Epidemic control as a public good
- National regulatory measures constitute clear public goods for health e.g. clean water
- National infection control has two parts covered by legislation:
- identification of a health problem
- actions to control it
- Although clear responsibilities on national level, generally lacking internationally
Nationally, most regulatory measures applied by a state to protect its citizens from infection constitute clear public goods for health. Eg providing clean water and sanitation will confer a good that is both non-excludable (it will benefit everyone, even those totally unaware of the risks eliminated), and non-rivalrous (my benefit will not preclude my neighbour's).
National infection control has two parts: the identification of a health problem, and the actions taken to control it. Most countries have legislation covering both parts: the continuing surveillance of infectious diseases, and the appointed agencies to deal with problems observed. In many developed countries those mechanisms have now been progressively refined and extended to the point at which surveillance is more aimed at detecting the occasional breakdown in routine control procedures than at the discovery of completely new problems.
What should be clear is that responsibilities for surveillance and for control are clearly defined and delineated by legislation.
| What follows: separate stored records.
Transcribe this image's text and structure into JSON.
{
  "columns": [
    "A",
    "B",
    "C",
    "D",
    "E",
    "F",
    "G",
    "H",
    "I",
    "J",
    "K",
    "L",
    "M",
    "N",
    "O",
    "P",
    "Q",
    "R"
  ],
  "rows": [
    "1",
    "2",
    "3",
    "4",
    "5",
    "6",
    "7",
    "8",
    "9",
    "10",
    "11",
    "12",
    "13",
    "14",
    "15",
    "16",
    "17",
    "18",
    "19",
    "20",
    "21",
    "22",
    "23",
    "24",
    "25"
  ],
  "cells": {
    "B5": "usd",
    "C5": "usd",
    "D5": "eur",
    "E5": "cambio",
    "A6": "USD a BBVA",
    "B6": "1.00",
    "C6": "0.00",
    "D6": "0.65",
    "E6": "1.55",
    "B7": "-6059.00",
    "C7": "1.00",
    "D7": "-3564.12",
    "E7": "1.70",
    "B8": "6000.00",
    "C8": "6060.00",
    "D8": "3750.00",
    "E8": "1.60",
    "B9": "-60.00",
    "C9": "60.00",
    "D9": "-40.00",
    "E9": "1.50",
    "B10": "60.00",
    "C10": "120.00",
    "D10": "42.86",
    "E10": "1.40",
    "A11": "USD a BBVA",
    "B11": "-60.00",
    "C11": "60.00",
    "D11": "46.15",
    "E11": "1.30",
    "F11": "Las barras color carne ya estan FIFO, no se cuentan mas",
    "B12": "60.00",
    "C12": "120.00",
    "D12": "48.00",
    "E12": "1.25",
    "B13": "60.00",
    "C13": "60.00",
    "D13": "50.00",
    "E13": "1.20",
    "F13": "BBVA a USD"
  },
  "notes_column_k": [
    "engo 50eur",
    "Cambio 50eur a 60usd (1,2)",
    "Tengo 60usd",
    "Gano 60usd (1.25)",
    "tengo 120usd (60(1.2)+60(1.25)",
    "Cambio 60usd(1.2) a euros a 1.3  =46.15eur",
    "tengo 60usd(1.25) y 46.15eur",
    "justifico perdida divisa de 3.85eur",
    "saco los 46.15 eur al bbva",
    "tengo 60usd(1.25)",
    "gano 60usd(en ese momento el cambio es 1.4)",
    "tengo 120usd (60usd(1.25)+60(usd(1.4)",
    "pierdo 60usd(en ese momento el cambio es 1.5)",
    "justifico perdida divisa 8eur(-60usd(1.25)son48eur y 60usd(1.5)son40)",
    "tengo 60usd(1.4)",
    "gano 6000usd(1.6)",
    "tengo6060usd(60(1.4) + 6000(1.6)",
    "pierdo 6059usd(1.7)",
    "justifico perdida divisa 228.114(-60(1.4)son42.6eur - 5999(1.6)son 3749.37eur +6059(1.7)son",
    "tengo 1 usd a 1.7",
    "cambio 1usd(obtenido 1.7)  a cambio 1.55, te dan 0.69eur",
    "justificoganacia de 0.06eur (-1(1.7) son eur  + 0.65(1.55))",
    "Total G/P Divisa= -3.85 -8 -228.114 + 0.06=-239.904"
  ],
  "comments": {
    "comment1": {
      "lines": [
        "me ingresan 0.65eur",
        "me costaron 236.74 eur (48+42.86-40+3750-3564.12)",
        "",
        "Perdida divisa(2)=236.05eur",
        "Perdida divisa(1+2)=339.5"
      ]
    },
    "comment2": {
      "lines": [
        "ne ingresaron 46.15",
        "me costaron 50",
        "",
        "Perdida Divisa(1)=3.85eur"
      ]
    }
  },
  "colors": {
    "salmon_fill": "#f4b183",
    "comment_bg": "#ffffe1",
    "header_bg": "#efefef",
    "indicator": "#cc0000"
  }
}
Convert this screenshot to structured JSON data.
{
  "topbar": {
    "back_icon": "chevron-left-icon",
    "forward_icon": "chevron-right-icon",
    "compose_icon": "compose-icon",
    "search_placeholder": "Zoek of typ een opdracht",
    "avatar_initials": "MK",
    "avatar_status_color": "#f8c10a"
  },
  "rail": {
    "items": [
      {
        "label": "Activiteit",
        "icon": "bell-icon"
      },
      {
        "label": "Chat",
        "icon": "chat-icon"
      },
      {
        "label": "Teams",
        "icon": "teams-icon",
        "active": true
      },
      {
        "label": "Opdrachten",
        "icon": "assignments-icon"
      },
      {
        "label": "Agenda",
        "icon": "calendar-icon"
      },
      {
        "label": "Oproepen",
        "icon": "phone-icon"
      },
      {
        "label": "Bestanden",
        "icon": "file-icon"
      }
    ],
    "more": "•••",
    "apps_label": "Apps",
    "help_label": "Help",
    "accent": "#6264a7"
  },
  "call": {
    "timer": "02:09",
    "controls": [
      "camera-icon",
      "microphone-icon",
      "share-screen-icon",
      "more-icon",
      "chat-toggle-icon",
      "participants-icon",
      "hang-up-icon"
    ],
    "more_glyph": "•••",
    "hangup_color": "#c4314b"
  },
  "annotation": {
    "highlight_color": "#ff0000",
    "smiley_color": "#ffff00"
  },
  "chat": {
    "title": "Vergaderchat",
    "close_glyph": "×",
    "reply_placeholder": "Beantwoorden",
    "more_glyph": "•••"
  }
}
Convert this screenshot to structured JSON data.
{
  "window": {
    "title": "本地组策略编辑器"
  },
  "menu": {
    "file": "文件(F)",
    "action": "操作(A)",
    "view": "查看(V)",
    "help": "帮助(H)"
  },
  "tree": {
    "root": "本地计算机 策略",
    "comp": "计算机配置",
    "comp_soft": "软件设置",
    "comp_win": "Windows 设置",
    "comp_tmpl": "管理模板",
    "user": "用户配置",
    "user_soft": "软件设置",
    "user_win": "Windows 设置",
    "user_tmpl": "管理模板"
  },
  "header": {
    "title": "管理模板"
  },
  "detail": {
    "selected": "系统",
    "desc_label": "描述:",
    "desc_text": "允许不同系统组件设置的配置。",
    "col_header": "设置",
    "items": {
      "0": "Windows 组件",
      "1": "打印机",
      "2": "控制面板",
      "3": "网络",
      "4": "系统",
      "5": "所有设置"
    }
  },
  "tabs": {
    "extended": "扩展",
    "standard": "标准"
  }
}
Physicians are obliged to notify certain infectious diseases, and failure to do so may have repercussions. Water companies are under strict regulations for how, and how often, the purity of their water should be checked. In addition to such public health laws, there is an increasing tendency for individuals or groups to take legal action against a company whose products may have spread disease, and such disputes can also be handled by national legislation. Such 'enabling' goods are generally lacking on the international level.